* _Task details_
Your job is to reproduce all of the data exactly.

* _Study material_
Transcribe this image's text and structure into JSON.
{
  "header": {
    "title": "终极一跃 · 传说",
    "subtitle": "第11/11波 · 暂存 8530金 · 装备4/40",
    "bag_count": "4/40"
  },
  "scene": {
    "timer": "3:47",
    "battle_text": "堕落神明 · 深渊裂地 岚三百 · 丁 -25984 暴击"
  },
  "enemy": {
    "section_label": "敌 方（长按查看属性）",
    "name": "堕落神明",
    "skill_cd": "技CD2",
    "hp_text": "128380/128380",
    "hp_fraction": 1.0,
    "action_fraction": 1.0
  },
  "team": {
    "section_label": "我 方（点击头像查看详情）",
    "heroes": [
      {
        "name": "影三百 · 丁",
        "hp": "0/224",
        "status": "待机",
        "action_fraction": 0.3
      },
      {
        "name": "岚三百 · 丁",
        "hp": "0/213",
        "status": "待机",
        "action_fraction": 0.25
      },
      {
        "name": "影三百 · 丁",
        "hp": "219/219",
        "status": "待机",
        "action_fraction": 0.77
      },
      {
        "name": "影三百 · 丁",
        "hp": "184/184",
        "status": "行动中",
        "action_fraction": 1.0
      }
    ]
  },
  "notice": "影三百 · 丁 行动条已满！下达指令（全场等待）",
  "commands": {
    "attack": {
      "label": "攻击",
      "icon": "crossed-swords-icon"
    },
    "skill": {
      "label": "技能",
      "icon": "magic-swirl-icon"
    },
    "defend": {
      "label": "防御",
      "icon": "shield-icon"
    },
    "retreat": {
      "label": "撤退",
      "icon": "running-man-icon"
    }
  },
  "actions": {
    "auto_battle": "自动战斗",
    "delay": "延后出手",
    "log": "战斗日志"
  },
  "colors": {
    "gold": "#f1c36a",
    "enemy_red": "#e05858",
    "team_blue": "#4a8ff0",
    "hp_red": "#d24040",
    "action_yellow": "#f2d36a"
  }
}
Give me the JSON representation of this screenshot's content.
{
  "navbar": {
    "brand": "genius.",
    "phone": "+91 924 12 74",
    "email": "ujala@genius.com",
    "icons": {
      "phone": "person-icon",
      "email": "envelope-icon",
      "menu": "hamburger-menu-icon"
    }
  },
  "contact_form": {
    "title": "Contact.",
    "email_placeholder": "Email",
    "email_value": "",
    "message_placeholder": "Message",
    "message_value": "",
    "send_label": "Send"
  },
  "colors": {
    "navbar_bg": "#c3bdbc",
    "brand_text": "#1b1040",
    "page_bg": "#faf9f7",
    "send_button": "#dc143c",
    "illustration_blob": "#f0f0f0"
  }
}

* _Response box_
Transcribe this image's text and structure into JSON.
{
  "header": {
    "title": "终极一跃 · 传说",
    "subtitle": "第11/11波 · 暂存 8530金 · 装备4/40",
    "bag_count": "4/40"
  },
  "scene": {
    "timer": "3:47",
    "battle_text": "堕落神明 · 深渊裂地 岚三百 · 丁 -25984 暴击"
  },
  "enemy": {
    "section_label": "敌 方（长按查看属性）",
    "name": "堕落神明",
    "skill_cd": "技CD2",
    "hp_text": "128380/128380",
    "hp_fraction": 1.0,
    "action_fraction": 1.0
  },
  "team": {
    "section_label": "我 方（点击头像查看详情）",
    "heroes": [
      {
        "name": "影三百 · 丁",
        "hp": "0/224",
        "status": "待机",
        "action_fraction": 0.3
      },
      {
        "name": "岚三百 · 丁",
        "hp": "0/213",
        "status": "待机",
        "action_fraction": 0.25
      },
      {
        "name": "影三百 · 丁",
        "hp": "219/219",
        "status": "待机",
        "action_fraction": 0.77
      },
      {
        "name": "影三百 · 丁",
        "hp": "184/184",
        "status": "行动中",
        "action_fraction": 1.0
      }
    ]
  },
  "notice": "影三百 · 丁 行动条已满！下达指令（全场等待）",
  "commands": {
    "attack": {
      "label": "攻击",
      "icon": "crossed-swords-icon"
    },
    "skill": {
      "label": "技能",
      "icon": "magic-swirl-icon"
    },
    "defend": {
      "label": "防御",
      "icon": "shield-icon"
    },
    "retreat": {
      "label": "撤退",
      "icon": "running-man-icon"
    }
  },
  "actions": {
    "auto_battle": "自动战斗",
    "delay": "延后出手",
    "log": "战斗日志"
  },
  "colors": {
    "gold": "#f1c36a",
    "enemy_red": "#e05858",
    "team_blue": "#4a8ff0",
    "hp_red": "#d24040",
    "action_yellow": "#f2d36a"
  }
}
Give me the JSON representation of this screenshot's content.
{
  "navbar": {
    "brand": "genius.",
    "phone": "+91 924 12 74",
    "email": "ujala@genius.com",
    "icons": {
      "phone": "person-icon",
      "email": "envelope-icon",
      "menu": "hamburger-menu-icon"
    }
  },
  "contact_form": {
    "title": "Contact.",
    "email_placeholder": "Email",
    "email_value": "",
    "message_placeholder": "Message",
    "message_value": "",
    "send_label": "Send"
  },
  "colors": {
    "navbar_bg": "#c3bdbc",
    "brand_text": "#1b1040",
    "page_bg": "#faf9f7",
    "send_button": "#dc143c",
    "illustration_blob": "#f0f0f0"
  }
}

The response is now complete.